And this is why the latest guidance report from the Education Endowment Foundation, Teacher Feedback to Improve Pupil Learning, is so welcome. By drawing together the relevant research, focusing in particular on those studies that are most likely to be applicable to compulsory schooling, the report provides teachers with an easily accessible guide to harnessing the power of feedback to improve classroom learning.
How should teachers go about doing that? The starting point is to realise that effective feedback requires a teacher to carefully lay the foundations, both by making sure that the initial teaching is as good as it can be, and by making sure that teaching is designed with feedback in mind.
In other words, we need to anticipate the inevitable – that our teaching may not work well for all students – and make sure that our teaching generates evidence that we can actually use to help our students, rather than just telling us that our teaching wasn’t successful, and that we had better do it again, but better.
We then need to provide the right kind of feedback – focusing on how the learner can move their learning forward – at the right time.
Sometimes, especially with learners that lack confidence, it may be important to provide feedback rapidly, to provide reassurance that the learner is “on the right track”. However, over time, as students develop confidence, we can provide feedback that develops the student’s ability to manage their own learning – what psychologists call self-regulated learning. In other words, good feedback works towards its own redundancy.
However, no matter how good the feedback is, we need to ensure that the feedback is used. As Richard Stiggins reminds us, in classrooms the most important decisions are not taken by teachers but by learners, and that is another reason why much feedback research falls short.
Researchers worry about the issues raised at the beginning of the article. Should feedback be immediate or delayed? Should it be specific or generic? Positive or critical? Such issues matter, of course, but they are far less important than the reactions of the recipient, and that is why the relationships between teachers and students are so important.
Teachers need to know their students; know when to push and know when to back off. And students need to trust their teachers. They need to believe that their teachers have their best interests at heart, and that their teachers know what they are talking about. Where teachers create a culture in their classrooms where students want to – and know they can – improve, then feedback will be welcome, because feedback can help to direct the improvement.
However, perhaps the most important aspect of the EEF’s guidance report is that it clearly addresses what I think is the most important issue in the improvement of education, and that is opportunity cost. Every hour that teachers spend giving their students feedback is an hour they don’t have to spend on something else that might have an even bigger impact on student learning.
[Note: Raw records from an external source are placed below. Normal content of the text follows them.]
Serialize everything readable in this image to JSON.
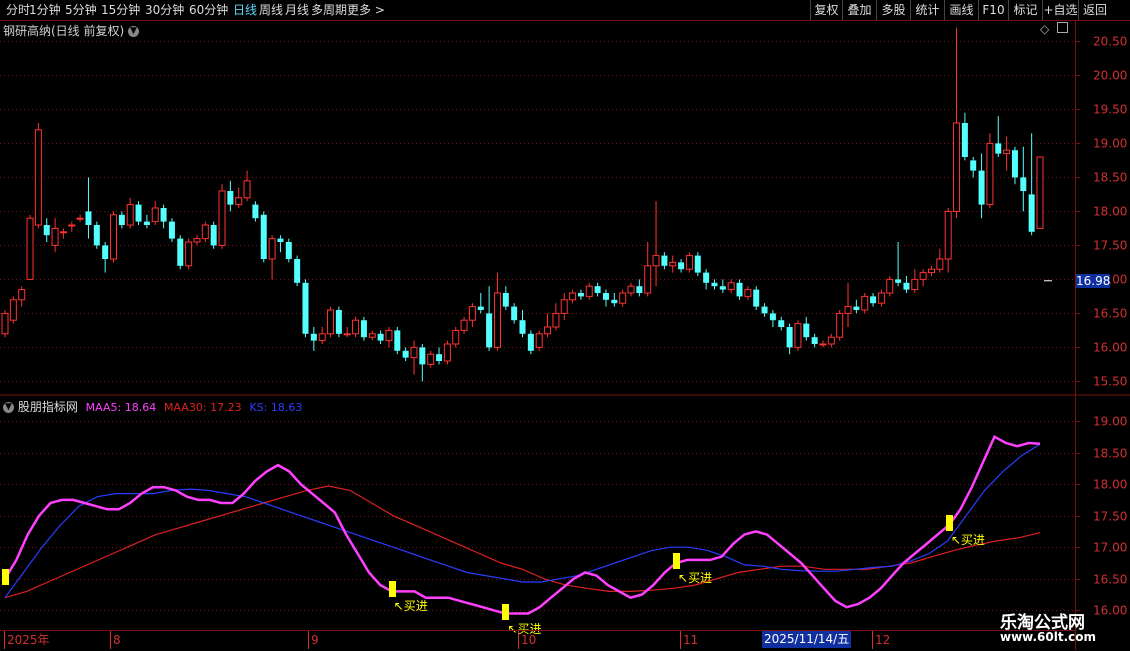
{
  "toolbar": {
    "timeframes": [
      "分时",
      "1分钟",
      "5分钟",
      "15分钟",
      "30分钟",
      "60分钟",
      "日线",
      "周线",
      "月线",
      "多周期",
      "更多 >"
    ],
    "right_buttons": [
      "复权",
      "叠加",
      "多股",
      "统计",
      "画线",
      "F10",
      "标记",
      "+自选",
      "返回"
    ]
  },
  "main_panel": {
    "title": "钢研高纳(日线 前复权)",
    "price_labels": [
      "20.50",
      "20.00",
      "19.50",
      "19.00",
      "18.50",
      "18.00",
      "17.50",
      "17.00",
      "16.50",
      "16.00",
      "15.50"
    ],
    "current_price": "16.98"
  },
  "indicator_panel": {
    "title": "股朋指标网",
    "maa5_text": "MAA5: 18.64",
    "maa30_text": "MAA30: 17.23",
    "ks_text": "KS: 18.63",
    "y_labels": [
      "19.00",
      "18.50",
      "18.00",
      "17.50",
      "17.00",
      "16.50",
      "16.00"
    ],
    "signal_label": "↖买进"
  },
  "date_axis": {
    "labels": [
      "2025年",
      "8",
      "9",
      "10",
      "11",
      "12"
    ],
    "highlight": "2025/11/14/五"
  },
  "watermark": {
    "name": "乐淘公式网",
    "url": "www.60lt.com"
  },
  "colors": {
    "up": "#ff3232",
    "down": "#54ffff",
    "grid": "#7a1010",
    "maa5": "#ff40ff",
    "maa30": "#e02020",
    "ks": "#2a3cff",
    "signal": "#ffff00"
  },
  "chart_data": {
    "type": "candlestick",
    "candles": [
      [
        16.2,
        16.5,
        16.15,
        16.55
      ],
      [
        16.4,
        16.7,
        16.35,
        16.75
      ],
      [
        16.7,
        16.85,
        16.6,
        16.9
      ],
      [
        17.0,
        17.9,
        17.0,
        17.95
      ],
      [
        17.8,
        19.2,
        17.75,
        19.3
      ],
      [
        17.8,
        17.65,
        17.55,
        17.9
      ],
      [
        17.5,
        17.75,
        17.4,
        17.9
      ],
      [
        17.7,
        17.7,
        17.6,
        17.75
      ],
      [
        17.8,
        17.8,
        17.7,
        17.85
      ],
      [
        17.9,
        17.9,
        17.85,
        17.95
      ],
      [
        18.0,
        17.8,
        17.6,
        18.5
      ],
      [
        17.8,
        17.5,
        17.45,
        17.85
      ],
      [
        17.5,
        17.3,
        17.1,
        17.55
      ],
      [
        17.3,
        17.95,
        17.25,
        18.0
      ],
      [
        17.95,
        17.8,
        17.75,
        18.0
      ],
      [
        17.8,
        18.1,
        17.75,
        18.2
      ],
      [
        18.1,
        17.85,
        17.8,
        18.15
      ],
      [
        17.85,
        17.8,
        17.75,
        17.95
      ],
      [
        17.85,
        18.05,
        17.8,
        18.15
      ],
      [
        18.05,
        17.85,
        17.75,
        18.1
      ],
      [
        17.85,
        17.6,
        17.55,
        17.9
      ],
      [
        17.6,
        17.2,
        17.15,
        17.65
      ],
      [
        17.2,
        17.55,
        17.15,
        17.6
      ],
      [
        17.55,
        17.6,
        17.5,
        17.65
      ],
      [
        17.6,
        17.8,
        17.55,
        17.85
      ],
      [
        17.8,
        17.5,
        17.45,
        17.85
      ],
      [
        17.5,
        18.3,
        17.45,
        18.4
      ],
      [
        18.3,
        18.1,
        18.0,
        18.45
      ],
      [
        18.1,
        18.2,
        18.05,
        18.35
      ],
      [
        18.2,
        18.45,
        18.15,
        18.6
      ],
      [
        18.1,
        17.9,
        17.85,
        18.15
      ],
      [
        17.95,
        17.3,
        17.25,
        18.0
      ],
      [
        17.3,
        17.6,
        17.0,
        17.65
      ],
      [
        17.6,
        17.55,
        17.4,
        17.65
      ],
      [
        17.55,
        17.3,
        17.25,
        17.6
      ],
      [
        17.3,
        16.95,
        16.9,
        17.35
      ],
      [
        16.95,
        16.2,
        16.15,
        17.0
      ],
      [
        16.2,
        16.1,
        15.95,
        16.3
      ],
      [
        16.1,
        16.2,
        16.05,
        16.3
      ],
      [
        16.2,
        16.55,
        16.15,
        16.6
      ],
      [
        16.55,
        16.2,
        16.15,
        16.6
      ],
      [
        16.2,
        16.2,
        16.15,
        16.3
      ],
      [
        16.2,
        16.4,
        16.15,
        16.45
      ],
      [
        16.4,
        16.15,
        16.1,
        16.45
      ],
      [
        16.15,
        16.2,
        16.1,
        16.25
      ],
      [
        16.2,
        16.1,
        16.05,
        16.25
      ],
      [
        16.1,
        16.25,
        16.0,
        16.3
      ],
      [
        16.25,
        15.95,
        15.9,
        16.3
      ],
      [
        15.95,
        15.85,
        15.8,
        16.0
      ],
      [
        15.85,
        16.0,
        15.6,
        16.1
      ],
      [
        16.0,
        15.75,
        15.5,
        16.05
      ],
      [
        15.75,
        15.9,
        15.7,
        15.95
      ],
      [
        15.9,
        15.8,
        15.75,
        16.0
      ],
      [
        15.8,
        16.05,
        15.75,
        16.1
      ],
      [
        16.05,
        16.25,
        16.0,
        16.3
      ],
      [
        16.25,
        16.4,
        16.2,
        16.45
      ],
      [
        16.4,
        16.6,
        16.3,
        16.65
      ],
      [
        16.6,
        16.55,
        16.5,
        16.8
      ],
      [
        16.5,
        16.0,
        15.95,
        16.9
      ],
      [
        16.0,
        16.8,
        15.95,
        17.1
      ],
      [
        16.8,
        16.6,
        16.55,
        16.9
      ],
      [
        16.6,
        16.4,
        16.35,
        16.65
      ],
      [
        16.4,
        16.2,
        16.15,
        16.55
      ],
      [
        16.2,
        15.95,
        15.9,
        16.25
      ],
      [
        16.0,
        16.2,
        15.95,
        16.25
      ],
      [
        16.2,
        16.3,
        16.15,
        16.5
      ],
      [
        16.3,
        16.5,
        16.25,
        16.65
      ],
      [
        16.5,
        16.7,
        16.4,
        16.8
      ],
      [
        16.7,
        16.8,
        16.65,
        16.85
      ],
      [
        16.8,
        16.75,
        16.7,
        16.85
      ],
      [
        16.75,
        16.9,
        16.7,
        16.95
      ],
      [
        16.9,
        16.8,
        16.75,
        16.95
      ],
      [
        16.8,
        16.7,
        16.6,
        16.85
      ],
      [
        16.7,
        16.65,
        16.6,
        16.8
      ],
      [
        16.65,
        16.8,
        16.6,
        16.85
      ],
      [
        16.8,
        16.9,
        16.75,
        16.95
      ],
      [
        16.9,
        16.8,
        16.75,
        17.0
      ],
      [
        16.8,
        17.2,
        16.75,
        17.55
      ],
      [
        17.2,
        17.35,
        16.9,
        18.15
      ],
      [
        17.35,
        17.2,
        17.15,
        17.4
      ],
      [
        17.2,
        17.25,
        17.1,
        17.35
      ],
      [
        17.25,
        17.15,
        17.1,
        17.3
      ],
      [
        17.15,
        17.35,
        17.1,
        17.4
      ],
      [
        17.35,
        17.1,
        17.05,
        17.4
      ],
      [
        17.1,
        16.95,
        16.85,
        17.15
      ],
      [
        16.95,
        16.9,
        16.85,
        17.0
      ],
      [
        16.9,
        16.85,
        16.8,
        17.0
      ],
      [
        16.85,
        16.95,
        16.8,
        17.0
      ],
      [
        16.95,
        16.75,
        16.7,
        17.0
      ],
      [
        16.75,
        16.85,
        16.7,
        16.9
      ],
      [
        16.85,
        16.6,
        16.55,
        16.9
      ],
      [
        16.6,
        16.5,
        16.45,
        16.65
      ],
      [
        16.5,
        16.4,
        16.3,
        16.55
      ],
      [
        16.4,
        16.3,
        16.25,
        16.45
      ],
      [
        16.3,
        16.0,
        15.9,
        16.35
      ],
      [
        16.0,
        16.35,
        15.95,
        16.4
      ],
      [
        16.35,
        16.15,
        16.1,
        16.45
      ],
      [
        16.15,
        16.05,
        16.0,
        16.2
      ],
      [
        16.05,
        16.05,
        16.0,
        16.1
      ],
      [
        16.05,
        16.15,
        16.0,
        16.2
      ],
      [
        16.15,
        16.5,
        16.1,
        16.55
      ],
      [
        16.5,
        16.6,
        16.3,
        16.95
      ],
      [
        16.6,
        16.55,
        16.5,
        16.7
      ],
      [
        16.55,
        16.75,
        16.5,
        16.8
      ],
      [
        16.75,
        16.65,
        16.6,
        16.8
      ],
      [
        16.65,
        16.8,
        16.6,
        16.85
      ],
      [
        16.8,
        17.0,
        16.75,
        17.05
      ],
      [
        17.0,
        16.95,
        16.9,
        17.55
      ],
      [
        16.95,
        16.85,
        16.8,
        17.05
      ],
      [
        16.85,
        17.0,
        16.8,
        17.15
      ],
      [
        17.0,
        17.1,
        16.9,
        17.15
      ],
      [
        17.1,
        17.15,
        17.05,
        17.2
      ],
      [
        17.15,
        17.3,
        17.1,
        17.45
      ],
      [
        17.3,
        18.0,
        17.1,
        18.05
      ],
      [
        18.0,
        19.3,
        17.9,
        20.7
      ],
      [
        19.3,
        18.8,
        18.75,
        19.45
      ],
      [
        18.75,
        18.6,
        18.5,
        18.8
      ],
      [
        18.6,
        18.1,
        17.9,
        18.85
      ],
      [
        18.1,
        19.0,
        18.05,
        19.15
      ],
      [
        19.0,
        18.85,
        18.8,
        19.4
      ],
      [
        18.85,
        18.9,
        18.6,
        19.1
      ],
      [
        18.9,
        18.5,
        18.4,
        18.95
      ],
      [
        18.5,
        18.3,
        18.0,
        18.95
      ],
      [
        18.25,
        17.7,
        17.65,
        19.15
      ],
      [
        17.75,
        18.8,
        17.75,
        18.8
      ]
    ],
    "current_price": 16.98,
    "y_range": [
      15.3,
      20.8
    ],
    "indicator": {
      "maa5_last": 18.64,
      "maa30_last": 17.23,
      "ks_last": 18.63,
      "y_range": [
        15.8,
        19.3
      ],
      "maa5": [
        16.5,
        16.8,
        17.2,
        17.5,
        17.7,
        17.75,
        17.75,
        17.7,
        17.65,
        17.6,
        17.6,
        17.7,
        17.85,
        17.95,
        17.95,
        17.9,
        17.8,
        17.75,
        17.75,
        17.7,
        17.7,
        17.85,
        18.05,
        18.2,
        18.3,
        18.2,
        18.0,
        17.85,
        17.7,
        17.55,
        17.2,
        16.9,
        16.6,
        16.4,
        16.3,
        16.3,
        16.3,
        16.2,
        16.2,
        16.2,
        16.15,
        16.1,
        16.05,
        16.0,
        15.95,
        15.95,
        15.95,
        16.05,
        16.2,
        16.35,
        16.5,
        16.6,
        16.55,
        16.4,
        16.3,
        16.2,
        16.25,
        16.4,
        16.6,
        16.75,
        16.8,
        16.8,
        16.8,
        16.85,
        17.05,
        17.2,
        17.25,
        17.2,
        17.05,
        16.9,
        16.75,
        16.55,
        16.35,
        16.15,
        16.05,
        16.1,
        16.2,
        16.35,
        16.55,
        16.75,
        16.9,
        17.05,
        17.2,
        17.35,
        17.6,
        17.95,
        18.35,
        18.75,
        18.65,
        18.6,
        18.65,
        18.64
      ],
      "maa30": [
        16.2,
        16.3,
        16.45,
        16.6,
        16.75,
        16.9,
        17.05,
        17.2,
        17.3,
        17.4,
        17.5,
        17.6,
        17.7,
        17.8,
        17.9,
        17.97,
        17.9,
        17.7,
        17.5,
        17.35,
        17.2,
        17.05,
        16.9,
        16.75,
        16.65,
        16.5,
        16.4,
        16.35,
        16.3,
        16.3,
        16.32,
        16.35,
        16.4,
        16.5,
        16.6,
        16.65,
        16.7,
        16.7,
        16.65,
        16.65,
        16.65,
        16.7,
        16.75,
        16.85,
        16.95,
        17.03,
        17.1,
        17.15,
        17.23
      ],
      "ks": [
        16.2,
        16.6,
        17.0,
        17.35,
        17.65,
        17.8,
        17.85,
        17.85,
        17.85,
        17.9,
        17.92,
        17.9,
        17.85,
        17.8,
        17.7,
        17.6,
        17.5,
        17.4,
        17.3,
        17.2,
        17.1,
        17.0,
        16.9,
        16.8,
        16.7,
        16.6,
        16.55,
        16.5,
        16.45,
        16.45,
        16.5,
        16.55,
        16.65,
        16.75,
        16.85,
        16.95,
        17.0,
        17.0,
        16.95,
        16.85,
        16.72,
        16.7,
        16.65,
        16.63,
        16.62,
        16.62,
        16.65,
        16.68,
        16.7,
        16.78,
        16.9,
        17.1,
        17.5,
        17.9,
        18.2,
        18.45,
        18.63
      ],
      "buy_signals": [
        0,
        34,
        44,
        59,
        83
      ]
    }
  }
}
One final point. Given that the research on feedback has so few clear conclusions, the sceptical reader may be concerned that there is no reason to conclude that these recommendations are likely to be effective in practice.
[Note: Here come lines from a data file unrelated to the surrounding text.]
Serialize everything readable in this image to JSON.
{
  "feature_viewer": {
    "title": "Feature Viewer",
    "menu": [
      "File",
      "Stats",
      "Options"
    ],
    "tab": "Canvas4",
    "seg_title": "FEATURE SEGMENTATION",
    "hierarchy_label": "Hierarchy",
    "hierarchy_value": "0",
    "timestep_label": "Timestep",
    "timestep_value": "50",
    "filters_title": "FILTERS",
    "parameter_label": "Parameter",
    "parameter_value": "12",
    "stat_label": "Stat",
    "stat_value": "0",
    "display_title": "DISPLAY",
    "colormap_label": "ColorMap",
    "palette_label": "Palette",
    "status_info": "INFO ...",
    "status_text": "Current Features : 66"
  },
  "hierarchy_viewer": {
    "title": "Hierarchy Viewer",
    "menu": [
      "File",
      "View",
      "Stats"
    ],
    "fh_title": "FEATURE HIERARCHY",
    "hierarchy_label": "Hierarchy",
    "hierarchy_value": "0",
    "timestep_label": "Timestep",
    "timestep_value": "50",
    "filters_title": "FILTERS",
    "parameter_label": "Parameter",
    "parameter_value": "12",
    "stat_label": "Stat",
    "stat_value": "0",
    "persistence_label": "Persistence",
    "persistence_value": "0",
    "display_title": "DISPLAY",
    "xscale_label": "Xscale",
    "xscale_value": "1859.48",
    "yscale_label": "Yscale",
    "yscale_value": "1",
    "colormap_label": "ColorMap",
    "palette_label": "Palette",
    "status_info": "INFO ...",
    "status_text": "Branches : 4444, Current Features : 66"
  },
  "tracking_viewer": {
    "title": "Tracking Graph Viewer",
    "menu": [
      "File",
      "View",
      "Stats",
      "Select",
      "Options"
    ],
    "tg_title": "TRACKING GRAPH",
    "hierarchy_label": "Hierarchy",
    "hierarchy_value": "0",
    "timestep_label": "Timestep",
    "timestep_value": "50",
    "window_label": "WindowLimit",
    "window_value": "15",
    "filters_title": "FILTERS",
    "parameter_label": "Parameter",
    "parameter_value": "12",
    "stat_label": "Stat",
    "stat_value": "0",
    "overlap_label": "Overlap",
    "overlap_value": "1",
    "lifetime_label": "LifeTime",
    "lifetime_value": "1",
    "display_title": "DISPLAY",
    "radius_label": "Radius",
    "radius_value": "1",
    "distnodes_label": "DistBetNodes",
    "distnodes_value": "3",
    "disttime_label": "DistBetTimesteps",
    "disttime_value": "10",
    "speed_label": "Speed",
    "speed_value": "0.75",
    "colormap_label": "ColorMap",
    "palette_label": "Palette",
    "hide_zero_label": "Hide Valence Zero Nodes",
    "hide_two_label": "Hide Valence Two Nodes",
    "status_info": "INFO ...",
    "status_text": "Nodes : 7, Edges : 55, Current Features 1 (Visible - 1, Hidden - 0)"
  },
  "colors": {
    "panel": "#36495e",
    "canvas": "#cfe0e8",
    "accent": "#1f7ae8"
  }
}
It is true that we have little evidence on the effectiveness of particular kinds of feedback practices in school, but we do know that attention to these processes improves learning.
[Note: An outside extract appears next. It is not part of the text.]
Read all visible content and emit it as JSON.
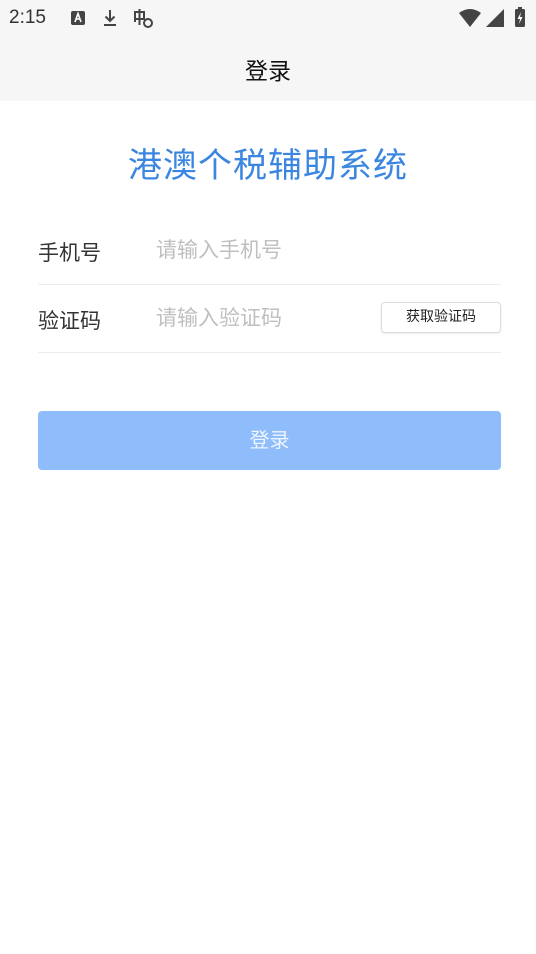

One particularly important example is an independent evaluation of the Embedding Formative Assessment programme commissioned by the EEF and carried out by the National Institute for Economic and Social Research.
In this cluster-randomised trial, involving 140 secondary schools, researchers found that giving schools resources to help teachers develop their practice of feedback and other aspects of formative assessment resulted in two months more progress for students (as measured by their GCSE grades), at a cost of £1.20 per student per year.
As I often comment, research can never tell teachers what to do. Classrooms are just too complex for that ever to be possible. But research can tell teachers where their efforts might be most fruitfully directed, and right now there does not appear to be any more cost-effective way to improve achievement than helping teachers to make their feedback more effective.
Dylan Wiliam is emeritus professor of educational assessment at the UCL Institute of Education